And yet Tucker says that on Oscar night, “I had movie stars come up to me at the Vanity Fair party and say, ‘Oh, I haven’t seen your movie yet. I hear it’s very dark.’ They didn’t hear anything. I think they just thought ‘Boys Don’t Cry.’ ”
In addition, releasing a gay-themed film into an increasingly crowded marketplace is, if anything, a more challenging endeavor now than 15 years ago.
“You used to be able to put a movie in a theater and let it grow and build an audience over a period of weeks,” says Mark Reinhart, exec VP of distribution and acquisitions at Here! Films, which distributed “Beautiful Boxer,” a Thai biopic of a boxer who fought to pay for a sex-change operation to become a woman. “Now if you don’t perform in the first week of the release, you’re gone.”

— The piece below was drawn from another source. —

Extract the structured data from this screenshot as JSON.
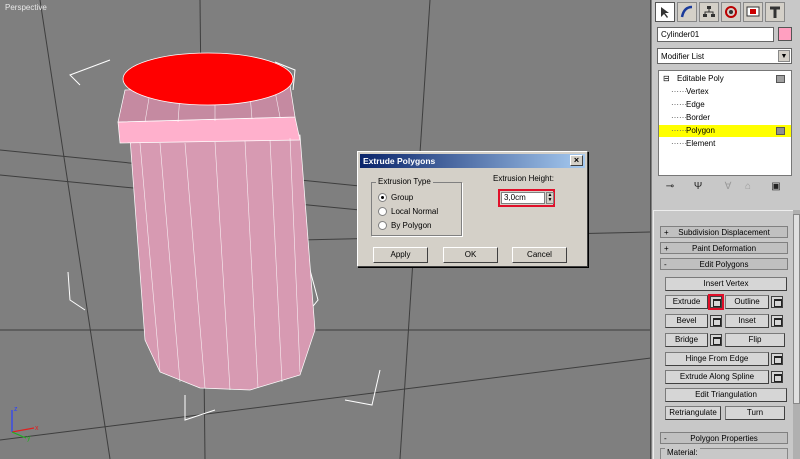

Meyer Gottlieb, president of Samuel Goldwyn Pictures, concurs, comparing the difficulties releasing Israeli film “Walk on Water,” about a Mossad agent and his gay grandson, with the success of “Longtime Companion,” the 1990 Goldwyn film that dealt with the AIDS crisis.

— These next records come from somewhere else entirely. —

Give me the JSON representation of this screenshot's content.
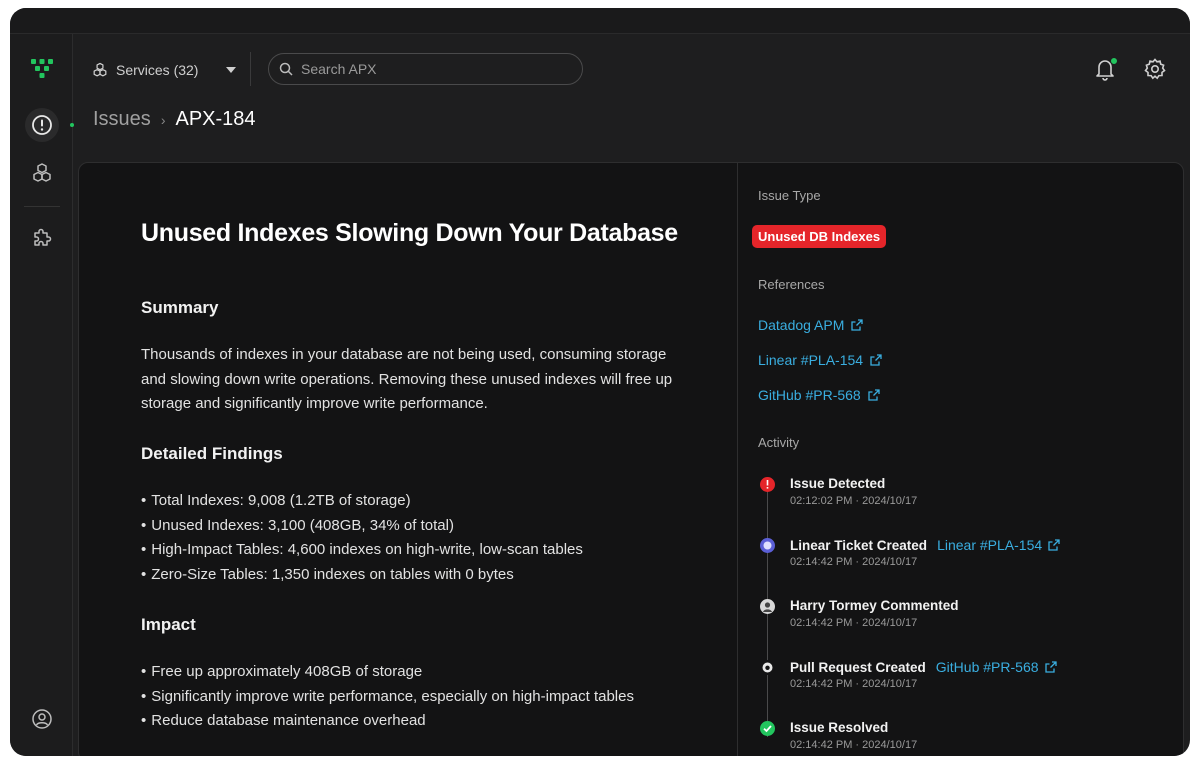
{
  "topbar": {
    "services_label": "Services (32)",
    "search_placeholder": "Search APX"
  },
  "breadcrumb": {
    "parent": "Issues",
    "separator": "›",
    "current": "APX-184"
  },
  "issue": {
    "title": "Unused Indexes Slowing Down Your Database",
    "summary_heading": "Summary",
    "summary_text": "Thousands of indexes in your database are not being used, consuming storage and slowing down write operations. Removing these unused indexes will free up storage and significantly improve write performance.",
    "findings_heading": "Detailed Findings",
    "findings": [
      "Total Indexes: 9,008 (1.2TB of storage)",
      "Unused Indexes: 3,100 (408GB, 34% of total)",
      "High-Impact Tables: 4,600 indexes on high-write, low-scan tables",
      "Zero-Size Tables: 1,350 indexes on tables with 0 bytes"
    ],
    "impact_heading": "Impact",
    "impact": [
      "Free up approximately 408GB of storage",
      "Significantly improve write performance, especially on high-impact tables",
      "Reduce database maintenance overhead"
    ]
  },
  "panel": {
    "issue_type_label": "Issue Type",
    "issue_type_badge": "Unused DB Indexes",
    "references_label": "References",
    "references": [
      "Datadog APM",
      "Linear #PLA-154",
      "GitHub #PR-568"
    ],
    "activity_label": "Activity",
    "activity": [
      {
        "title": "Issue Detected",
        "link": "",
        "time": "02:12:02 PM · 2024/10/17",
        "icon": "alert-icon"
      },
      {
        "title": "Linear Ticket Created",
        "link": "Linear #PLA-154",
        "time": "02:14:42 PM · 2024/10/17",
        "icon": "linear-icon"
      },
      {
        "title": "Harry Tormey Commented",
        "link": "",
        "time": "02:14:42 PM · 2024/10/17",
        "icon": "user-avatar-icon"
      },
      {
        "title": "Pull Request Created",
        "link": "GitHub #PR-568",
        "time": "02:14:42 PM · 2024/10/17",
        "icon": "github-icon"
      },
      {
        "title": "Issue Resolved",
        "link": "",
        "time": "02:14:42 PM · 2024/10/17",
        "icon": "check-icon"
      }
    ]
  },
  "colors": {
    "accent_green": "#22c55e",
    "badge_red": "#e5252a",
    "link_blue": "#3aaee0"
  }
}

“We were very, very successful (with “Companion”) in great part because we had the landscape that would allow the picture to resonate with an audience and give it enough time to breathe,” Gottlieb says. “We did end up staying in the same theaters 15, 16, 18 weeks. It’s virtually impossible to do that today.”
Although Reinhart admits he was disappointed by the B.O. of “Boxer,” he stresses that both the film’s DVD sales and on-demand pay TV service on Here! have done quite well. Last fall, in fact, the company attempted a day-and-date release of gay icon Margaret Cho’s latest standup film “Notorious,” to brisk DVD sales, albeit poor box office.
If there is a silver lining in the trials that face indie gay films, it’s that actors are willing to play gay, in sharp contrast to the multiyear struggle to find the male leads for “Brokeback Mountain.”
Tucker says newcomer Kevin Zegers actively campaigned for the male lead in “Transamerica,” a hustler who thinks nothing of a truck-stop quickie to grab some easy cash.
Araki, too, says lead Joseph Gordon-Levitt (also playing a troubled gay hustler) was “fearless and uncompromising in terms of his dedication to that character. If anything, I think everyone’s going to want to play these kinds of gay characters right now.”
But, after a year of such varied gay cinema, are financiers rushing out to make more films like them?
“I don’t know if distributors are necessarily looking at these films and saying, ‘That’s fantastic,’ ” says Wu, whose next project, like Araki and Tucker’s, is not gay-themed. “I hope the reverse thing happens, where (gay) people become inspired by the fact that my film could get made, then they set off to try to do it.”